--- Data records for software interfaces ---
--------------------------------
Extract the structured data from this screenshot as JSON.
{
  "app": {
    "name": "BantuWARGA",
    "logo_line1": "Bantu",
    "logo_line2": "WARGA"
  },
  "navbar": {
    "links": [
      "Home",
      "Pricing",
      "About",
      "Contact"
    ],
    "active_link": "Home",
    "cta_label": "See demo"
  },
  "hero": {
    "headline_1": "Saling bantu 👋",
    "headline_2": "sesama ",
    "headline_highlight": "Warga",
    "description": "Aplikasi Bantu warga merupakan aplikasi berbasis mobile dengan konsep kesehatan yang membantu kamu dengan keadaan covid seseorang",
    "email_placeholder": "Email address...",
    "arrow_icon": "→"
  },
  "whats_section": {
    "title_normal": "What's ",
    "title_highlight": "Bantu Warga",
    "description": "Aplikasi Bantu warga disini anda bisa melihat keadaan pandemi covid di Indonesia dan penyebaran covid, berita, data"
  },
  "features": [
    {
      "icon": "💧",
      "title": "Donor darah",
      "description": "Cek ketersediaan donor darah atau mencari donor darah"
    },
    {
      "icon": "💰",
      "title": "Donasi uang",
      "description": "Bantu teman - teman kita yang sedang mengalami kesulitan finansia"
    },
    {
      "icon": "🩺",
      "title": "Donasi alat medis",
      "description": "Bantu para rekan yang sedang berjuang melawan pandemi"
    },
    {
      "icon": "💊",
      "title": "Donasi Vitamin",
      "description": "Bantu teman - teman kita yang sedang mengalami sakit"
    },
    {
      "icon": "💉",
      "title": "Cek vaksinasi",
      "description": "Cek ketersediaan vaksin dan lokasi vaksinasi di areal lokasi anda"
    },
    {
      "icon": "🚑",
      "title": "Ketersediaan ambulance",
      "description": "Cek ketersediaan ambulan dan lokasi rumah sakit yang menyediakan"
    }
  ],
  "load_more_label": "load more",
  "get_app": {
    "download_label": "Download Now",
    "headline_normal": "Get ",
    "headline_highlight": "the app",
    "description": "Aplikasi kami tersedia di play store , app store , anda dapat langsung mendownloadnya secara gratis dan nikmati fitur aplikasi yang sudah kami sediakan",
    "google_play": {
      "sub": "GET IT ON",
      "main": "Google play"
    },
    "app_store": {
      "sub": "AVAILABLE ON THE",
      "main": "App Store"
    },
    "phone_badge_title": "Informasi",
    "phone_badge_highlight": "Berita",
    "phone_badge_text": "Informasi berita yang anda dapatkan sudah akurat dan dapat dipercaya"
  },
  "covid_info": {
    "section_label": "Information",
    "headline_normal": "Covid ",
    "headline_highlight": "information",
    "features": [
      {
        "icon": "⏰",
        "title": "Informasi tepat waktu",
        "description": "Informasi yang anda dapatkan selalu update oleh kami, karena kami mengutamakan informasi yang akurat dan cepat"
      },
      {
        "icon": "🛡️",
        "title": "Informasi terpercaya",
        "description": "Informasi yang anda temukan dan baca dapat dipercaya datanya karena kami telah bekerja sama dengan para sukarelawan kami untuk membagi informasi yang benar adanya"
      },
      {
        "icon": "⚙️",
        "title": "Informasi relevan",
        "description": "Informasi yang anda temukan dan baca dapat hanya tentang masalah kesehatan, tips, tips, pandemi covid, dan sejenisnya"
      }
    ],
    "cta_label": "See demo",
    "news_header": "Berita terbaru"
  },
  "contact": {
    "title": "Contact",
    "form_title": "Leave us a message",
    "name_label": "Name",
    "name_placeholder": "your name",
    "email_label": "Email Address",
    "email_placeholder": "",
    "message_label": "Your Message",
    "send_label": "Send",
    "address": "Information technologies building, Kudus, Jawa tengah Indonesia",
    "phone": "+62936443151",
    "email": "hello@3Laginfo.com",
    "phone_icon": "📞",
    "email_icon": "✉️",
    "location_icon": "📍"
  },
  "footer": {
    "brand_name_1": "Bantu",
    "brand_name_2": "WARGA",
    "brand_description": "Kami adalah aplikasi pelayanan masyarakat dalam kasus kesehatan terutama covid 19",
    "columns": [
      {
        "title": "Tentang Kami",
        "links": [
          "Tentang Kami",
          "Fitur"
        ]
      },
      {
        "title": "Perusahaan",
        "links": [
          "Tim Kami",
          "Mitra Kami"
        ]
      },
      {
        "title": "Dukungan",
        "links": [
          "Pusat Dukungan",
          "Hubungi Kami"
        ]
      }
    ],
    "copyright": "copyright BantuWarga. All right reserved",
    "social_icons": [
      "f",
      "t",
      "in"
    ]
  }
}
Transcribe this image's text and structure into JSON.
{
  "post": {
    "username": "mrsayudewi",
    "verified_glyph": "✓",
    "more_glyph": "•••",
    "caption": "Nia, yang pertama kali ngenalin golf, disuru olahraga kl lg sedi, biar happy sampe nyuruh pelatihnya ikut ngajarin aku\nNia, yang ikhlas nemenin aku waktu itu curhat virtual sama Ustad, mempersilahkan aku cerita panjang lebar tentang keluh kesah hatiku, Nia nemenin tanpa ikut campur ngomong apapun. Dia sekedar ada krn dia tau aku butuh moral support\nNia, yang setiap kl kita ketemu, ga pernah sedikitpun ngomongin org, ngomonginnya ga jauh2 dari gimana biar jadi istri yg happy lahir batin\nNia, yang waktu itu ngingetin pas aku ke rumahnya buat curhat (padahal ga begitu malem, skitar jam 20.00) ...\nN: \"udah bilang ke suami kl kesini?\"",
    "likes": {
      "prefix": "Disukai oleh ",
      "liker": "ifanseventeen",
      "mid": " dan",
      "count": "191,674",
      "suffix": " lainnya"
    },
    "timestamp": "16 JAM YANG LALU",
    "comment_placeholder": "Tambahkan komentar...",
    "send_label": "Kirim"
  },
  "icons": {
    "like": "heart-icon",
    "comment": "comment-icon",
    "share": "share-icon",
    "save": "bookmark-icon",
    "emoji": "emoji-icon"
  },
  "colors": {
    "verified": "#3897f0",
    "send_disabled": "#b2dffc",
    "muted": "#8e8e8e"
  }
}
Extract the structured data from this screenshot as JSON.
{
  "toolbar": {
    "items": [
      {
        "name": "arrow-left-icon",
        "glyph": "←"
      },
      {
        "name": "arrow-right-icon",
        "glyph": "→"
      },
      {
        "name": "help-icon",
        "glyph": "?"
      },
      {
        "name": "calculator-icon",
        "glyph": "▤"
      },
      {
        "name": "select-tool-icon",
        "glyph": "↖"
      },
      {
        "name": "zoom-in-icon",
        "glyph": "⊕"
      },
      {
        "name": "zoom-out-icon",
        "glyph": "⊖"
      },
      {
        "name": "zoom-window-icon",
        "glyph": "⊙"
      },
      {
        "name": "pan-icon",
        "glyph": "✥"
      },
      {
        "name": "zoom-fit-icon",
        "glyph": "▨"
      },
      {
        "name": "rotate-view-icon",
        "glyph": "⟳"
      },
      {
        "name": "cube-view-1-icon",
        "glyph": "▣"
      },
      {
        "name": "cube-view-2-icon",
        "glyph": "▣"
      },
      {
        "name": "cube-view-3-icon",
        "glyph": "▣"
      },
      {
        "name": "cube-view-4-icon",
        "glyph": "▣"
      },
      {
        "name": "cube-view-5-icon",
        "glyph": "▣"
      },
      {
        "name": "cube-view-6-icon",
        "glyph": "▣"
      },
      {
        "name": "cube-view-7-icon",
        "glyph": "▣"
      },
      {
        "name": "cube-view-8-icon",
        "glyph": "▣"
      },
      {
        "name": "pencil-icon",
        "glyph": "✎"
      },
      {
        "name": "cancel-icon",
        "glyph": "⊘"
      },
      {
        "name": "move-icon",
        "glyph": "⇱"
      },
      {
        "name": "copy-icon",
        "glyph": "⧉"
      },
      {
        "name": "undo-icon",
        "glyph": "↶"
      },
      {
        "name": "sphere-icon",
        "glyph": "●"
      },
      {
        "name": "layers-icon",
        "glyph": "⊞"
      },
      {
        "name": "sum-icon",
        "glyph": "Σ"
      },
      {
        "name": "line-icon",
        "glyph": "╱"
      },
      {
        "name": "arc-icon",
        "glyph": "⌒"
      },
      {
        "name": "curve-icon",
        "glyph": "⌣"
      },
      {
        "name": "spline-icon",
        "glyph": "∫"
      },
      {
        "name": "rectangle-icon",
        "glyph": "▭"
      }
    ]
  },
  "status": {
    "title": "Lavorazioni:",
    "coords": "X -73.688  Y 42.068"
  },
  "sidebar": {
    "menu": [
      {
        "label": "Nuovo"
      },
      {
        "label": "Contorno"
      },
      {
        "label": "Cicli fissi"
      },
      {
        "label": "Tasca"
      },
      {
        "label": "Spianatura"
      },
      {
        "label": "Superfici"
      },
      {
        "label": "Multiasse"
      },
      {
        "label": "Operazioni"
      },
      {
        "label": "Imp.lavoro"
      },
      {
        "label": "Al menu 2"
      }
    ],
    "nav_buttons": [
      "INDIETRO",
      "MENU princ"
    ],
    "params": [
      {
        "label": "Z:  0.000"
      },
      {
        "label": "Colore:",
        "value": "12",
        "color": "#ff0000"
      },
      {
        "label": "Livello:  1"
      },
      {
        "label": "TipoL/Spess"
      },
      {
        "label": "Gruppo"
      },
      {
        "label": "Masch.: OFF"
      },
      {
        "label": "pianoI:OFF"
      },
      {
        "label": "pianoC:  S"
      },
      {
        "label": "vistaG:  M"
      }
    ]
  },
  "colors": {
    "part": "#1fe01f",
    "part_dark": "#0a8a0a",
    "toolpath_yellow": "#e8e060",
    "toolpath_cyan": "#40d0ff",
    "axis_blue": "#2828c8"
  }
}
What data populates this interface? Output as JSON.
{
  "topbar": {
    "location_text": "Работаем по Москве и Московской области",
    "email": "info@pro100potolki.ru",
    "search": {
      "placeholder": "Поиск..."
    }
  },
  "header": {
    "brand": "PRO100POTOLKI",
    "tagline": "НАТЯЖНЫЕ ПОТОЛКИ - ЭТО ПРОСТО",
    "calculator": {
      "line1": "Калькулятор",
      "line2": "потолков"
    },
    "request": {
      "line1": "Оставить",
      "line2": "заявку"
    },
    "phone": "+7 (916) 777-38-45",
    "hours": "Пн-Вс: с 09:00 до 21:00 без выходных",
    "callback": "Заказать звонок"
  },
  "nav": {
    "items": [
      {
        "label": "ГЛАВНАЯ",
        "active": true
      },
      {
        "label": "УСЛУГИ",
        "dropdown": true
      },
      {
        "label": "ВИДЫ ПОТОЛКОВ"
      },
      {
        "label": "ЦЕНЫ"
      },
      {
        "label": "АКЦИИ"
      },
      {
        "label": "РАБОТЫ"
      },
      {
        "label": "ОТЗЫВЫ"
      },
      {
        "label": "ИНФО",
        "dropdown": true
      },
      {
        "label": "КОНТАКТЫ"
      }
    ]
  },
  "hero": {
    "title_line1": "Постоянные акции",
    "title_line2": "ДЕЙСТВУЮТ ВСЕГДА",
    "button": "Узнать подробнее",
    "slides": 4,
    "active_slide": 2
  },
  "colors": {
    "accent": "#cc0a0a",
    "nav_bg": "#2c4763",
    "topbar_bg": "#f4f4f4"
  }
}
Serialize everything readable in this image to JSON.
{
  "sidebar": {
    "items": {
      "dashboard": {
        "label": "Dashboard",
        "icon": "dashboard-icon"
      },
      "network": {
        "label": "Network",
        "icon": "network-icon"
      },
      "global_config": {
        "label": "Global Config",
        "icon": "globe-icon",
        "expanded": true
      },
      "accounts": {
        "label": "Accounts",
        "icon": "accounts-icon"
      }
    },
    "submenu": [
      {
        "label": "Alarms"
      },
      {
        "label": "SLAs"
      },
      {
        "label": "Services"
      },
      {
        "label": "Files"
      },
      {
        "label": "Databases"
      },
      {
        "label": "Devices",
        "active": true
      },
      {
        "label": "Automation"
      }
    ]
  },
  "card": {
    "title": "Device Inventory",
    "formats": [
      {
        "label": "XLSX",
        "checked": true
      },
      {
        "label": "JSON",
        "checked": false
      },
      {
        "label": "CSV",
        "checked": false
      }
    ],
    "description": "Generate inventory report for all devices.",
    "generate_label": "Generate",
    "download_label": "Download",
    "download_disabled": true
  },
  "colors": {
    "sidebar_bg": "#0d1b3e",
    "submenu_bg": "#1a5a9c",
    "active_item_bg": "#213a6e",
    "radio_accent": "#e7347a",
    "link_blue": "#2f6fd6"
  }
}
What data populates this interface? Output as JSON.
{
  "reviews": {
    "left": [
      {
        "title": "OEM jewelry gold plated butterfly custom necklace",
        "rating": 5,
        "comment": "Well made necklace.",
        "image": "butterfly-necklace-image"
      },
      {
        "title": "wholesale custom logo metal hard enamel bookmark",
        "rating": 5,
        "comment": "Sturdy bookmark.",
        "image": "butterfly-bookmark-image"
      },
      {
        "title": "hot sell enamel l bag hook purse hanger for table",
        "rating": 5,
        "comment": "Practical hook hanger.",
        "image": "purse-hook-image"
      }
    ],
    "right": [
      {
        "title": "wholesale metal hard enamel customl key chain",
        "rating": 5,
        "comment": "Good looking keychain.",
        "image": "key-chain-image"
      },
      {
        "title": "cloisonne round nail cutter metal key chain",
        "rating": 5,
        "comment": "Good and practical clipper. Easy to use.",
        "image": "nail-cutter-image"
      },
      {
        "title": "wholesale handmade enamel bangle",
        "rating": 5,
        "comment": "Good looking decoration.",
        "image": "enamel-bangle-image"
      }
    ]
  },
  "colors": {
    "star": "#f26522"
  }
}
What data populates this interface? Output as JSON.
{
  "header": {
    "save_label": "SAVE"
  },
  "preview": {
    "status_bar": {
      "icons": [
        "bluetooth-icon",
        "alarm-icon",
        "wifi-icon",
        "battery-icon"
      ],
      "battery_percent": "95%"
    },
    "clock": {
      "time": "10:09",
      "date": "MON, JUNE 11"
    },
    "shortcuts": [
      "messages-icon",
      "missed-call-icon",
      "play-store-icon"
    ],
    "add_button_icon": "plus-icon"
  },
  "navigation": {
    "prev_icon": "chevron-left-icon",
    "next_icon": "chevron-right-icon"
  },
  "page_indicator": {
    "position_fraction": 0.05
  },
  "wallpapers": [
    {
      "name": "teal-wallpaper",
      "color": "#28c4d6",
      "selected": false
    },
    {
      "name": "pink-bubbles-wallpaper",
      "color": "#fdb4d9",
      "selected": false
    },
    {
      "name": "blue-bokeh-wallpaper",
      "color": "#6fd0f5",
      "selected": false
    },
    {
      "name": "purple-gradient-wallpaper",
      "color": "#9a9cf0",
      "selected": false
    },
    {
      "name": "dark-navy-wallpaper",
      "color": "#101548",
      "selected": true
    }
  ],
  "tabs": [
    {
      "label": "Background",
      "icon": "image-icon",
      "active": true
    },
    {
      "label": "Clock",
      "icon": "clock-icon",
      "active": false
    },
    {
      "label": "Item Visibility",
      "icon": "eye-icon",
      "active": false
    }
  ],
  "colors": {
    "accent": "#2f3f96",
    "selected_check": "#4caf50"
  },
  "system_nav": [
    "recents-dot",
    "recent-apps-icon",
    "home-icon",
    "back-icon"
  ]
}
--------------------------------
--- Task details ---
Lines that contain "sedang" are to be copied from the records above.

--- Answer box ---
      "description": "Bantu teman - teman kita yang sedang mengalami kesulitan finansia"
      "description": "Bantu para rekan yang sedang berjuang melawan pandemi"
      "description": "Bantu teman - teman kita yang sedang mengalami sakit"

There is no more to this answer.